When Walton Way Deli owners Michael and Lisa Hogue announced this week that the restaurant is closing its doors after more than 17 years in business, it was a surprise to many loyal customers.
“Back in September of 1999, we opened a little place called the Walton Way Deli,” The Hogues posted on the restaurant’s Facebook page this week. “I had a hard time deciding what to name it so I just called it ‘Walton Way Deli’ because I figured people would automatically know where we were located. We wanted to make a small old fashioned place that was easily manageable and only open for lunch so we would have more time at home with our children.”
But as of July 13, Walton Way Deli is closed.
“We can no longer keep up with the cost to do business at our location with the increased rent and lease terms that have been imposed,” The Hogues wrote. “We want to thank all of our loyal customers who have been there all along. We also want to thank all of our employees who worked along side us day in and day out. It is going to take us some time to get over this loss. The Deli has been our identity and our life for so long but it is just time to move on in a new direction.”
The Hogues say they will be focusing on their Augusta Honey Company in the future.
“We are sorry that things ended so abruptly and we will miss you all,” The Hogues posted. “Thank you so very much.”
There have been many changes along Walton Way since the deli first opened its doors in 1999.
Shortly after Walton Way Deli opened, the legendary Duke Restaurant closed its doors on Walton Way in 2000.
Whether people were looking for a traditional Southern breakfast or a quick lunch, Augustans loved eating at the horseshoe-shaped counter at Duke Restaurant, a family-owned business that everyone referred to as “Duke’s,” for more than 40 years.

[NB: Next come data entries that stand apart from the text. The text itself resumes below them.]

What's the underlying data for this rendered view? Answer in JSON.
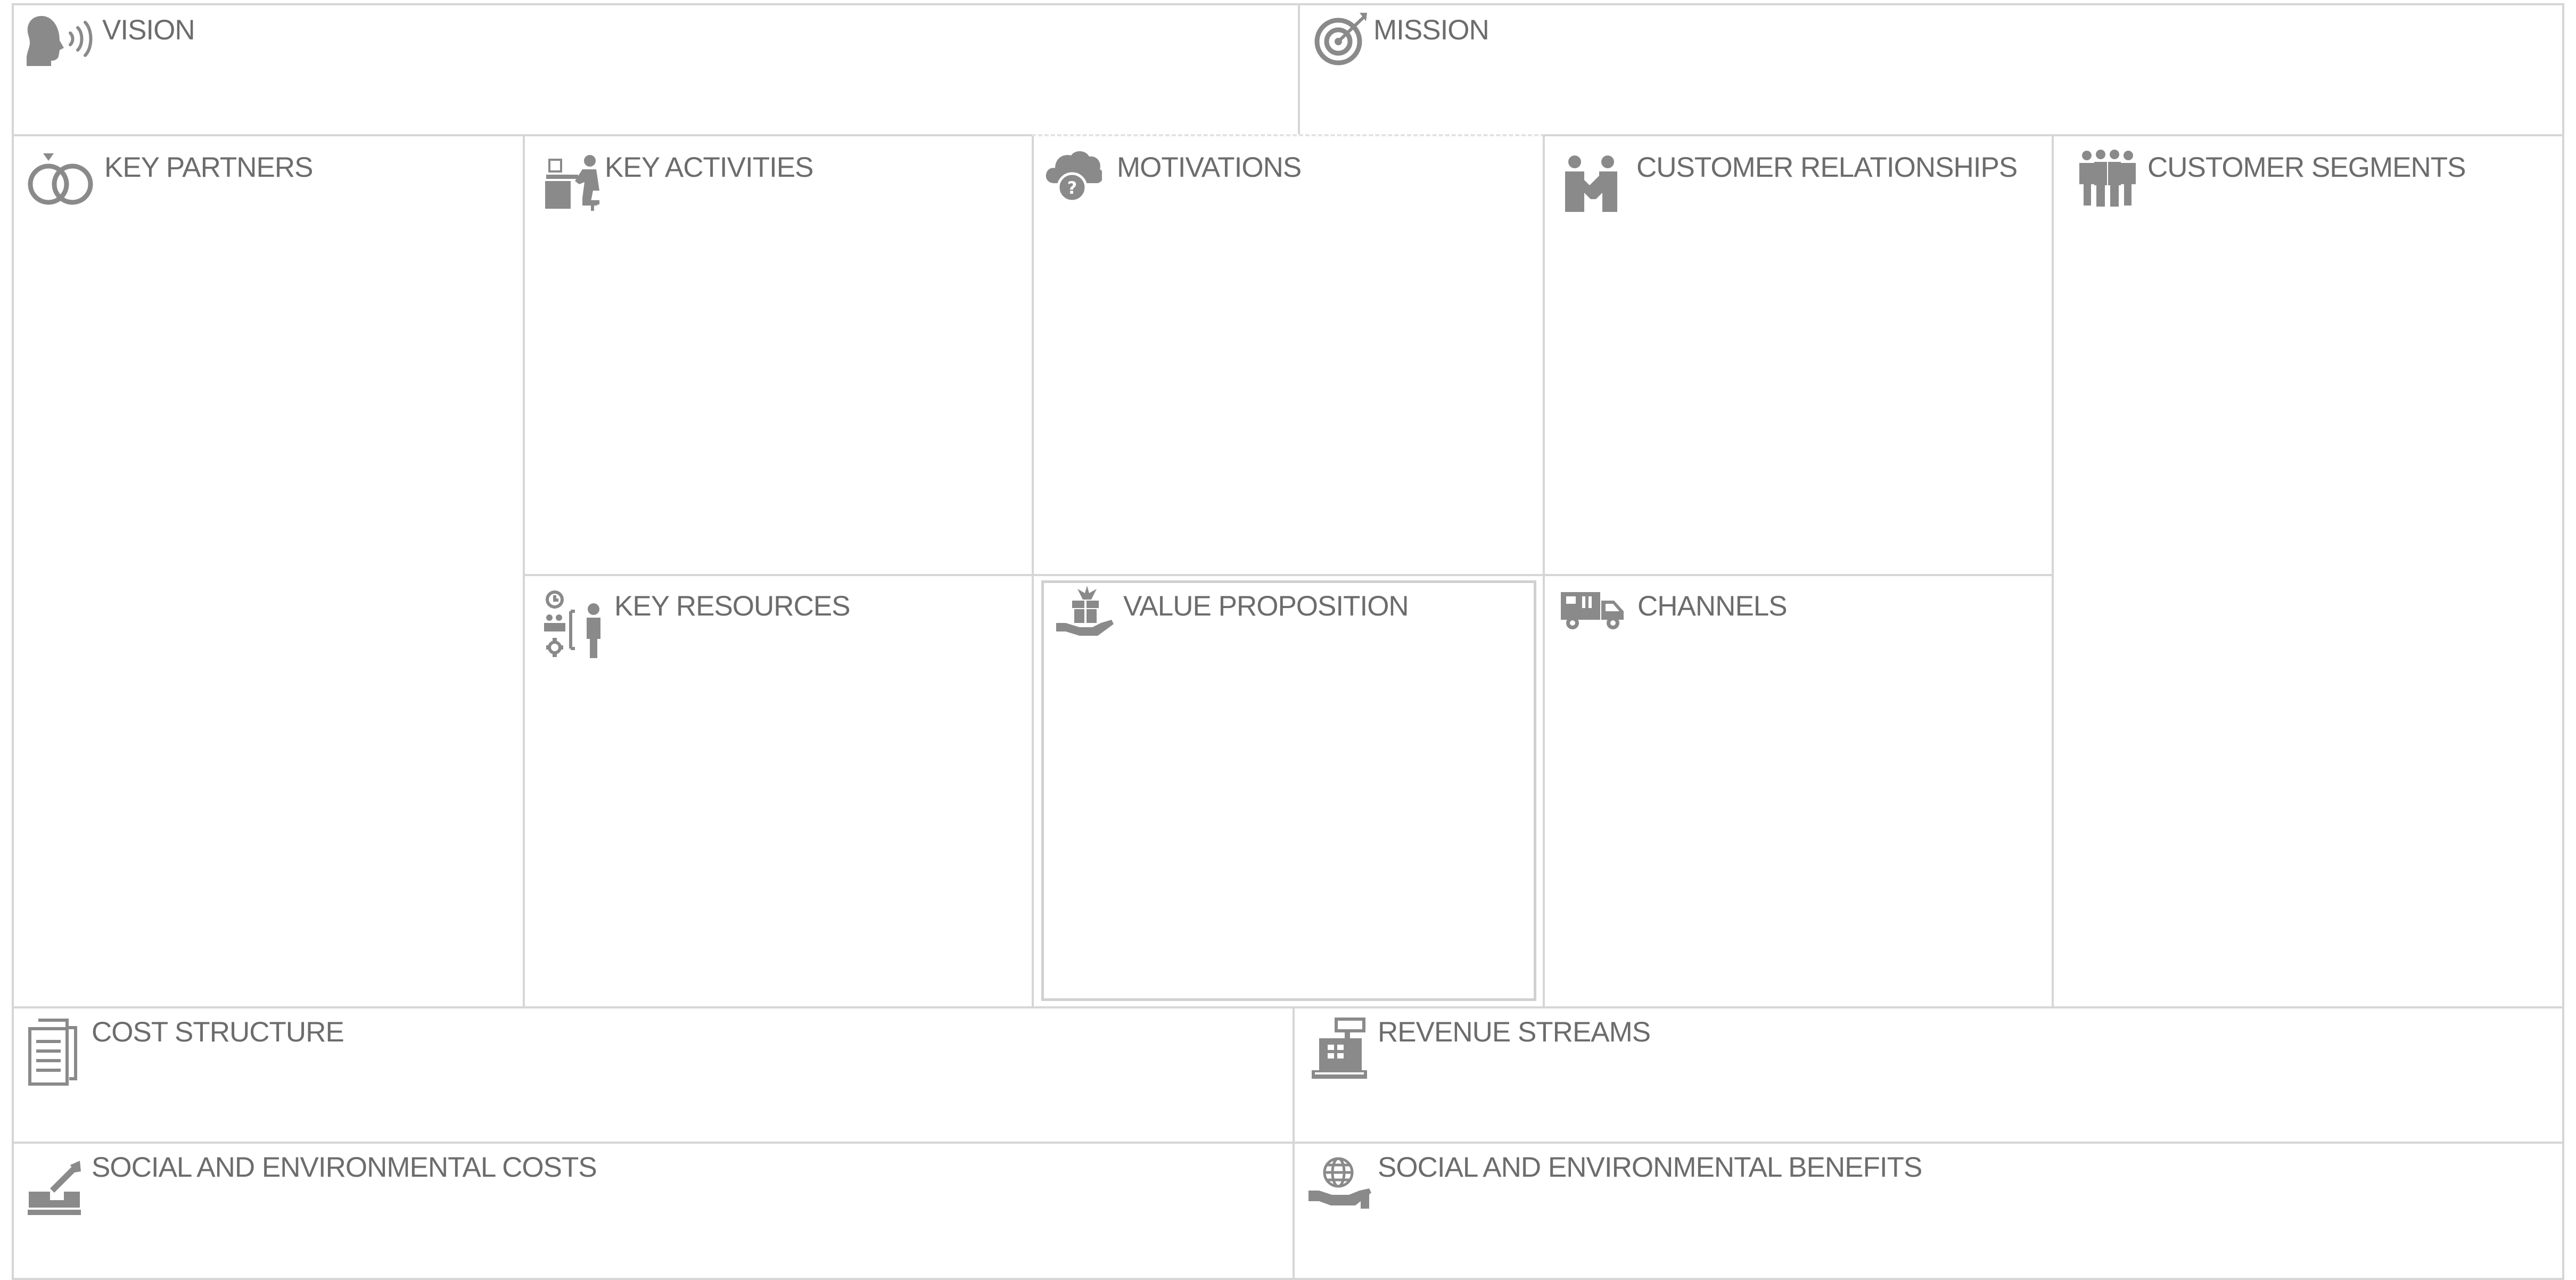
{
  "canvas": {
    "vision": {
      "title": "VISION",
      "icon": "speaking-head-icon"
    },
    "mission": {
      "title": "MISSION",
      "icon": "target-icon"
    },
    "key_partners": {
      "title": "KEY PARTNERS",
      "icon": "interlocking-rings-icon"
    },
    "key_activities": {
      "title": "KEY ACTIVITIES",
      "icon": "person-at-desk-icon"
    },
    "motivations": {
      "title": "MOTIVATIONS",
      "icon": "cloud-question-icon"
    },
    "customer_relationships": {
      "title": "CUSTOMER RELATIONSHIPS",
      "icon": "two-people-icon"
    },
    "customer_segments": {
      "title": "CUSTOMER SEGMENTS",
      "icon": "group-of-people-icon"
    },
    "key_resources": {
      "title": "KEY RESOURCES",
      "icon": "resources-org-icon"
    },
    "value_proposition": {
      "title": "VALUE PROPOSITION",
      "icon": "gift-in-hand-icon"
    },
    "channels": {
      "title": "CHANNELS",
      "icon": "delivery-truck-icon"
    },
    "cost_structure": {
      "title": "COST STRUCTURE",
      "icon": "document-icon"
    },
    "revenue_streams": {
      "title": "REVENUE STREAMS",
      "icon": "cash-register-icon"
    },
    "social_environmental_costs": {
      "title": "SOCIAL AND ENVIRONMENTAL COSTS",
      "icon": "excavator-icon"
    },
    "social_environmental_benefits": {
      "title": "SOCIAL AND ENVIRONMENTAL BENEFITS",
      "icon": "globe-in-hand-icon"
    }
  },
  "colors": {
    "border": "#d6d6d6",
    "icon": "#8a8a8a",
    "text": "#6c6c6c"
  }
}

The late James Duke opened the restaurant on Walton Way back in the 1950s, and his son, David, eventually took it over.
It was an Augusta landmark with its slogan, “Just Good Food,” but it was also a major hot spot for local politics in the Garden City.

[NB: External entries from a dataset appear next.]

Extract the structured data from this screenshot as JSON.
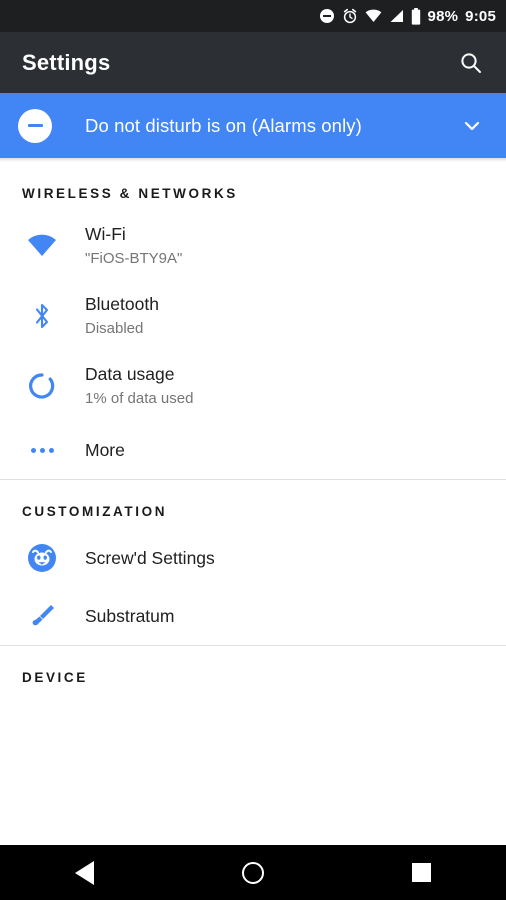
{
  "status_bar": {
    "icons": [
      "do-not-disturb-icon",
      "alarm-icon",
      "wifi-icon",
      "cellular-signal-icon",
      "battery-icon"
    ],
    "battery_percent": "98%",
    "time": "9:05",
    "background_color": "#1d1f21"
  },
  "app_bar": {
    "title": "Settings",
    "search_icon": "search-icon",
    "background_color": "#2c3034"
  },
  "dnd_banner": {
    "icon": "do-not-disturb-icon",
    "text": "Do not disturb is on (Alarms only)",
    "expand_icon": "chevron-down-icon",
    "background_color": "#4285f4"
  },
  "accent_color": "#4285f4",
  "sections": [
    {
      "header": "WIRELESS & NETWORKS",
      "items": [
        {
          "icon": "wifi-icon",
          "title": "Wi-Fi",
          "subtitle": "\"FiOS-BTY9A\""
        },
        {
          "icon": "bluetooth-icon",
          "title": "Bluetooth",
          "subtitle": "Disabled"
        },
        {
          "icon": "data-usage-icon",
          "title": "Data usage",
          "subtitle": "1% of data used"
        },
        {
          "icon": "more-dots-icon",
          "title": "More",
          "subtitle": ""
        }
      ]
    },
    {
      "header": "CUSTOMIZATION",
      "items": [
        {
          "icon": "screwd-logo-icon",
          "title": "Screw'd Settings",
          "subtitle": ""
        },
        {
          "icon": "paintbrush-icon",
          "title": "Substratum",
          "subtitle": ""
        }
      ]
    },
    {
      "header": "DEVICE",
      "items": []
    }
  ],
  "nav_bar": {
    "back": "back-triangle-icon",
    "home": "home-circle-icon",
    "recents": "recents-square-icon",
    "background_color": "#000000"
  }
}
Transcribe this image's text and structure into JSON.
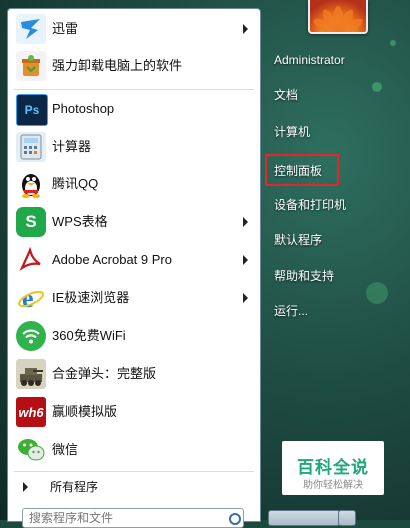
{
  "start_menu": {
    "pinned_items": [
      {
        "label": "迅雷",
        "icon": "xunlei-icon",
        "has_submenu": true
      },
      {
        "label": "强力卸载电脑上的软件",
        "icon": "uninstall-icon",
        "has_submenu": false
      }
    ],
    "recent_items": [
      {
        "label": "Photoshop",
        "icon": "photoshop-icon",
        "has_submenu": false
      },
      {
        "label": "计算器",
        "icon": "calculator-icon",
        "has_submenu": false
      },
      {
        "label": "腾讯QQ",
        "icon": "qq-penguin-icon",
        "has_submenu": false
      },
      {
        "label": "WPS表格",
        "icon": "wps-sheet-icon",
        "has_submenu": true
      },
      {
        "label": "Adobe Acrobat 9 Pro",
        "icon": "acrobat-icon",
        "has_submenu": true
      },
      {
        "label": "IE极速浏览器",
        "icon": "ie-icon",
        "has_submenu": true
      },
      {
        "label": "360免费WiFi",
        "icon": "wifi-icon",
        "has_submenu": false
      },
      {
        "label": "合金弹头：完整版",
        "icon": "metal-slug-icon",
        "has_submenu": false
      },
      {
        "label": "赢顺模拟版",
        "icon": "wh6-icon",
        "has_submenu": false
      },
      {
        "label": "微信",
        "icon": "wechat-icon",
        "has_submenu": false
      }
    ],
    "all_programs_label": "所有程序",
    "search_placeholder": "搜索程序和文件",
    "user_picture": "flower-avatar",
    "right_items": [
      {
        "label": "Administrator"
      },
      {
        "label": "文档"
      },
      {
        "label": "计算机"
      },
      {
        "label": "控制面板",
        "highlighted": true
      },
      {
        "label": "设备和打印机"
      },
      {
        "label": "默认程序"
      },
      {
        "label": "帮助和支持"
      },
      {
        "label": "运行..."
      }
    ],
    "highlight_color": "#e0272a"
  },
  "watermark": {
    "title": "百科全说",
    "subtitle": "助你轻松解决"
  }
}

Everybody who was anybody in politics would frequent Duke for lunch.
When Augustans watched Duke Restaurant close and eventually be torn down, it was a like a huge chunk of Augusta’s history was also destroyed.
A few years later, residents were once again heartbroken when Smoak’s Bakery on Walton Way closed its doors in 2004.
Smoak’s Bakery first began in the early 1930s as an operation run from the kitchen of Daniel Smoak’s mother on Central Avenue. As the bakery grew, it expanded into a catering service and eventually moved to Walton Way in 1984.
It was a local treasure that offered desserts and pastries residents still dream about to this day.
People also won’t soon forget their fond memories of the Delta Sandwich Shoppe, tucked away on Wilson Street just off of Central Avenue.
Each and every day in this tiny restaurant in the Hill area, locals longed to smell fresh ground meat being slapped on a hot grill and cooked to perfection.
Delta Sandwich Shoppe was known for serving up thick patties that were slightly crunchy on the outside, but moist and juicy on the inside.
In 2003, professional golfer and native Augustan Charles Howell III told Golf Digest that the Delta Sandwich Shoppe at 1208 Wilson Street was one of his favorite spots in the Garden City.
“Not many people will drive out of their way for a hamburger, but believe me, the Perry Burger is one great burger,” Howell told Golf Digest. “It was named after the original owner of the shop, Perry Whitaker. He passed away a while back, but the burger lives on.”
Delta Sandwich Shoppe was pure Augusta nostalgia.
However, this longtime tradition eventually came to a close in 2011 when then-owner Tammy Jeffers had to shut its doors after running the restaurant for about 10 years.
Most residents’ fondest memories of Delta Sandwich Shoppe were from when the restaurant was owned by former Augusta police chief Jim Beck.
Even though it was just a small hole in the wall on a side street off Central Avenue, everyone knew it was the place for a burger.
Longtime Augustans were guaranteed that each burger was always built to order and tasted like it just came off your father’s backyard grill.
Let’s face it, change is hard in Augusta and losing locally owned restaurants is even tougher.
Residents must remember to eat local whenever possible because it not only helps support the community, but it helps keep Augusta’s history alive.